but they cannot walk; nor can they utter a sound with their
throats. Those who make them will be like them, and so will all
who trust in them.” [Ps. 115:4-8]

“Stop trusting in man, who has but a breath in his nostrils. Of
what account is he?” [Isa. 2:22]

Again and again in the Bible we are show men and women trusting anyone and everyone but God. It is the index of their rebellion, of their sinfulness, that they will not trust themselves to God, will not surrender their lives and hearts to him. No matter that the things in which instead they put their trust are so obviously, pathetically unable to save them.

The greatest and most essential lesson that any person can learn – whoever he or she is, wherever they live, whatever their circumstances – is that life comes, truth comes, hope comes, the endless and happy future comes from relying upon the Lord and not upon oneself or anyone or anything else. That is why Christians are always talking about faith, faith in Jesus Christ and faith in God, because faith is simply another word for relying on the Lord.

And one of the primary reasons why this world is and must be so full of suffering and sorrow is that the eternal welfare of people depends upon their coming to rely on the Lord and they never will unless they are driven to it. And, in the same way, the Christian life grows and deepens and becomes in all ways more beautiful and fruitful only as a believing man or woman comes more and more to rely on the Lord. And such is our aversion to this, such is our lust to look to ourselves and to other things that we can see, that were it not for our sufferings and sorrows we would never grow up. Relax life’s hardships and who among us would be safe? Relax life’s hardships and who among us would ever grow great in holy things? Relax life’s hardships and who in all the world would ever turn to God and Christ and be saved? Or, as Rutherford quaintly put it, “Faith’s necessity in a fair day is never known aright.”

See how Paul goes right on to prayer in v. 11. That is what trouble teaches us: to pray. We turn to God because our circumstances are too much for us, and turning to him we find him and a whole new world opens before our eyes. What is prayer but the impotence of man bowing before the omnipotence of God. And when God proves himself to a man or woman who turns to him, new life has begun. When we realize we need nothing less than such power as can raise the dead, as Paul says, and find that God has such power, then we will never think and never live the same way again. And if God can raise the dead, he can certainly lift a troubled person out of trouble or, what is perhaps a greater work of divine power still, he can console a soul in the midst of trouble.
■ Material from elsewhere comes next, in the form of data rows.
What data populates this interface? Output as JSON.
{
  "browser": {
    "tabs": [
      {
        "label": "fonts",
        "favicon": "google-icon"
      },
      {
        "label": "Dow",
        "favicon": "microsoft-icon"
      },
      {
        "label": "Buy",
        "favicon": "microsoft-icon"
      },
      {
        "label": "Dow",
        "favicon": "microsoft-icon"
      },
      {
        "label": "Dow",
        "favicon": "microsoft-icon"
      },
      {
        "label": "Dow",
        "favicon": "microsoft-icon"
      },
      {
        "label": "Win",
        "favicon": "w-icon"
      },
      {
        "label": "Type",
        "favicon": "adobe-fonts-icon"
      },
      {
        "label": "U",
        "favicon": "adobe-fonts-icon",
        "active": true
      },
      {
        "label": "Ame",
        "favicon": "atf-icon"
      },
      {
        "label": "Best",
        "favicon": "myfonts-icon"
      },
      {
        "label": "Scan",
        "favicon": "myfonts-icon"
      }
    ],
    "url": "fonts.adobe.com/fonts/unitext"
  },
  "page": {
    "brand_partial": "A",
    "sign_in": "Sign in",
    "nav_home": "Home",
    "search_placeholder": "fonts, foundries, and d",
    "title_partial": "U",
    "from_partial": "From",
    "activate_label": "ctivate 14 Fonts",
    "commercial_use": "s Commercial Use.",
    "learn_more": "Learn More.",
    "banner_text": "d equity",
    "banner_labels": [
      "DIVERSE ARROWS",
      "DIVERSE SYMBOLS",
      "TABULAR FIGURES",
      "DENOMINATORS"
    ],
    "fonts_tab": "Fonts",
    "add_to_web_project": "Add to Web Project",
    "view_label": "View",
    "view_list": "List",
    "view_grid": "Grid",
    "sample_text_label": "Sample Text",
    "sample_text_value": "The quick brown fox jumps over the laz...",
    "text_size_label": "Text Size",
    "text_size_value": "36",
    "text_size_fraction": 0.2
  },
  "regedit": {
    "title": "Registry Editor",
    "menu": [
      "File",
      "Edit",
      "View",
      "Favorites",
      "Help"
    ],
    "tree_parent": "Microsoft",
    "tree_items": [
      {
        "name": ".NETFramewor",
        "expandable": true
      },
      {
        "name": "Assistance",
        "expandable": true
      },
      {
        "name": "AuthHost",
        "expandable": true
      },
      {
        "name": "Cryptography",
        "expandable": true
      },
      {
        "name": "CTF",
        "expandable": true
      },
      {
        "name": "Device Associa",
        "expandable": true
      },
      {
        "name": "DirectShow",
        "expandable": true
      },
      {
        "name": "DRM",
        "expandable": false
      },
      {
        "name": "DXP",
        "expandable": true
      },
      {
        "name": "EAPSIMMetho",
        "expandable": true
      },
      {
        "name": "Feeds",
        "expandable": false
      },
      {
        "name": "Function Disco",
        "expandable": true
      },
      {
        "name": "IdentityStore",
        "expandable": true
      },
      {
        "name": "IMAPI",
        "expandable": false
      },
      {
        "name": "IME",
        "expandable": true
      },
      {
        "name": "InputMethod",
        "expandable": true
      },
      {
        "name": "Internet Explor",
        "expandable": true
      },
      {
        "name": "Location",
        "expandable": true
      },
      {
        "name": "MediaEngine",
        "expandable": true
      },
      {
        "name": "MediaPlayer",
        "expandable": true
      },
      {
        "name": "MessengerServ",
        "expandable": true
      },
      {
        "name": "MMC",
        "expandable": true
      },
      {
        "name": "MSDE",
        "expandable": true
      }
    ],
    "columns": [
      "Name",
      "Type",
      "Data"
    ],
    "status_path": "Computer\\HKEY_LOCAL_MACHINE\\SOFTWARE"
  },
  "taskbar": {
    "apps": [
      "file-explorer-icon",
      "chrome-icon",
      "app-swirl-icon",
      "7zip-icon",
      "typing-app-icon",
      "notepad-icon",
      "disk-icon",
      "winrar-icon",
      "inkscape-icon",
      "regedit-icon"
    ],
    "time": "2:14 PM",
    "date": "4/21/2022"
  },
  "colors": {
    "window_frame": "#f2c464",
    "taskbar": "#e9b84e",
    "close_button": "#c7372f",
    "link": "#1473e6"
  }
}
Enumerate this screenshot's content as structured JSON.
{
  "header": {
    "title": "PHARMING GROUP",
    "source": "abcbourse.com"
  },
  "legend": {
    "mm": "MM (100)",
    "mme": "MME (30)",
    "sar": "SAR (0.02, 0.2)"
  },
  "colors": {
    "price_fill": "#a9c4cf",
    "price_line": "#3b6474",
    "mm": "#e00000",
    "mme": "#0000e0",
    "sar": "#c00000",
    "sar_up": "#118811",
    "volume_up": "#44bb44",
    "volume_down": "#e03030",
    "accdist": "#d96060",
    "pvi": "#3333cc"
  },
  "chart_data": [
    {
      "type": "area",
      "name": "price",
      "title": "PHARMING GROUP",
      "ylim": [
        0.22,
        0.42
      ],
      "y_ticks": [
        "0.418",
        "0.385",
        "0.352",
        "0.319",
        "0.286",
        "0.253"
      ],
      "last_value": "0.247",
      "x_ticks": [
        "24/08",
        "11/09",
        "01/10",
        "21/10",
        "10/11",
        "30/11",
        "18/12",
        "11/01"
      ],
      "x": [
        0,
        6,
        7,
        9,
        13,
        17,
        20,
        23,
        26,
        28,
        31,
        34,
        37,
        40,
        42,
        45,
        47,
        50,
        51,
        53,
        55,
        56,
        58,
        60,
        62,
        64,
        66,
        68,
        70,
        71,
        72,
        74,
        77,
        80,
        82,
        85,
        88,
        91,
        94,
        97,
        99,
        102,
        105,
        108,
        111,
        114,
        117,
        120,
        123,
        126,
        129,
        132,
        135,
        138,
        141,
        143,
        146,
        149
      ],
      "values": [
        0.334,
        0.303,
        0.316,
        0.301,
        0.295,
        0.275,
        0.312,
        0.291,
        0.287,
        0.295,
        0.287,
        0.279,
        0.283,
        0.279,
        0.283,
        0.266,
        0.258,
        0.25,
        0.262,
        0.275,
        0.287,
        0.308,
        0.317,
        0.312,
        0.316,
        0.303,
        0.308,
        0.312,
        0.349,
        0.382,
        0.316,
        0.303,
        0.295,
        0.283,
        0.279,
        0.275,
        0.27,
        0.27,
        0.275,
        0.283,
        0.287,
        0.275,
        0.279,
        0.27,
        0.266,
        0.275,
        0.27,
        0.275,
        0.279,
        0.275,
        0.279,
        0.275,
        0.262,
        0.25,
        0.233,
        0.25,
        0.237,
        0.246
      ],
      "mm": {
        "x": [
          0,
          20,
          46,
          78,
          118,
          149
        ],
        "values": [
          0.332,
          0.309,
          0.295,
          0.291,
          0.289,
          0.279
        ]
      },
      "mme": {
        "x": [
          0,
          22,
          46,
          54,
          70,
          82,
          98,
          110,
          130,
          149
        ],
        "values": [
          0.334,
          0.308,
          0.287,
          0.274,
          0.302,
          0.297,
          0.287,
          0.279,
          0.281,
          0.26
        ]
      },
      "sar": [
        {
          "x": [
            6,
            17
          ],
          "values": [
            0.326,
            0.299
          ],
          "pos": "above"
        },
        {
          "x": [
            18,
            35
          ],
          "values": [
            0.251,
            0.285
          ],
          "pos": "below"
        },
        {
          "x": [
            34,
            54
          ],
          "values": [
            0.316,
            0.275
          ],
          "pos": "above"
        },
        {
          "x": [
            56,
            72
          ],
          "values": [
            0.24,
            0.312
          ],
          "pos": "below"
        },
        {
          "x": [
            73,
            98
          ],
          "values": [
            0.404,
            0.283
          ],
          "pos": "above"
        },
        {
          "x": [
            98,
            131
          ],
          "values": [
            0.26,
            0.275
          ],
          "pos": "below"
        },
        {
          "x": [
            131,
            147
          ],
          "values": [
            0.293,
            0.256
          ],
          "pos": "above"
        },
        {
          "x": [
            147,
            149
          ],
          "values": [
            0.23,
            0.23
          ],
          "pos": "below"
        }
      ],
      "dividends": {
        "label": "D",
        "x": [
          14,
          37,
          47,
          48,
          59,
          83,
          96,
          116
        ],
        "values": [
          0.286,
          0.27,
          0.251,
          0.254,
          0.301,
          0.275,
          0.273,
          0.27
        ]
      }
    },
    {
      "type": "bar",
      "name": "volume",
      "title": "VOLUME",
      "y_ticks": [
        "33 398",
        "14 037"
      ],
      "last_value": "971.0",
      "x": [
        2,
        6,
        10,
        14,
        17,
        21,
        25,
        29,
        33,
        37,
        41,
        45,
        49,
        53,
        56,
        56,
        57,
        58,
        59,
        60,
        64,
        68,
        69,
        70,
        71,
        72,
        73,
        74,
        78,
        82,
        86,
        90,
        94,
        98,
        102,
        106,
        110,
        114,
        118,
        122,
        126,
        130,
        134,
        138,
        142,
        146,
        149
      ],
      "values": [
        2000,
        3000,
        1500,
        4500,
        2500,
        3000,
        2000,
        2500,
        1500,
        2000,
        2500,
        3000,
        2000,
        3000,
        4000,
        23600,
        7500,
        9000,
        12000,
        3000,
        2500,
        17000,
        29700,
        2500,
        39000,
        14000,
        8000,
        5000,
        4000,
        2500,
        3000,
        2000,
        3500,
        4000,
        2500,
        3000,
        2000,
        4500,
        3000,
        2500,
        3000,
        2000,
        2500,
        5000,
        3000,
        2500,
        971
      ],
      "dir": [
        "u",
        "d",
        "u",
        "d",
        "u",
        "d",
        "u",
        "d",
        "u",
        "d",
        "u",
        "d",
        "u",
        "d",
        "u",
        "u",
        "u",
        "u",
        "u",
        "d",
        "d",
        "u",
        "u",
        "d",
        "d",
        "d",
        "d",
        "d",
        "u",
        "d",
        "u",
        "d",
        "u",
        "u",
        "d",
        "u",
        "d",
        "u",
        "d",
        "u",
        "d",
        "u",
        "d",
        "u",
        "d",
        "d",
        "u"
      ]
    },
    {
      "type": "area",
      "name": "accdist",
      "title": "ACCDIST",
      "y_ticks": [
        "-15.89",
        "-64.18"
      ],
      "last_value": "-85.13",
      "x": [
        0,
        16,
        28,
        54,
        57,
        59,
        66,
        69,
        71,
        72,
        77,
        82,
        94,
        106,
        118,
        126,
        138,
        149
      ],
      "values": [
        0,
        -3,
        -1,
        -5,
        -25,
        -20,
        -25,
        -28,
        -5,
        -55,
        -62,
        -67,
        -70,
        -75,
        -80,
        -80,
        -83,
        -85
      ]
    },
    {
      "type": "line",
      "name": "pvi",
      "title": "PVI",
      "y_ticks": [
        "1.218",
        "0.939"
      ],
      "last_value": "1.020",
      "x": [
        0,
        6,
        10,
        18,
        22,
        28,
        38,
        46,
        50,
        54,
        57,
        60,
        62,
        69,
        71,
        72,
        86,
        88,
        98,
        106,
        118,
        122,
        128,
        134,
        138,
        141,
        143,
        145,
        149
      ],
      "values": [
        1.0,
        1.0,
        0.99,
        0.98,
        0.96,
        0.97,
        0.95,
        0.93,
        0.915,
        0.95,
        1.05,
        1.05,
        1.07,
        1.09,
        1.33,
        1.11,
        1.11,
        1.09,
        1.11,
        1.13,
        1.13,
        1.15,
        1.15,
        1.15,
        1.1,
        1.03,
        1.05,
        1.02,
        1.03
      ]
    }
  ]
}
The world cannot understand this, but Christians know this wonderful reality.

Joseph Conrad in his book The Mirror of the Sea quotes from a letter written by Sir Robert Stopford, who commanded one of Admiral Nelson’s ships that chased to the West Indies a much larger enemy fleet. Describing the desperate hardships of that adventure, he wrote: “We are half-starved and otherwise inconvenienced by being so long out of port. But our reward is – we are with Nelson!” Well so the Christian who is sharing in the sufferings of his Captain, Jesus Christ. We are with Christ! And that fact ennobles and beautifies even the ugliest troubles and heaviest sorrows of life. [J.S. Stewart, Heralds of God, 144]

If you want to know how vital true faith in God really is, how great a difference it makes for time and for eternity, then just look at how much suffering is in the world, so much of it being designed for no other reason but that men and women should come to the end of themselves, should realize their hopelessness without God, and turn to him and rely on him. And if you want to know how vital it is that Christians grow in the grace of relying on the Lord, then just see how much trouble they must continue to endure as the sons and daughters of God. For in relying on the Lord is found everything, everything of true and lasting importance in human life.

All of which the poet also says in fewer words.

Count each affliction, whether light or grave,
God’s messenger sent down to thee; do thou
With courtesy receive him; rise and bow;
And, ere his shadow cross thy threshold, crave
Permission first his heavenly feet to lave;
Then lay before him all thou hast.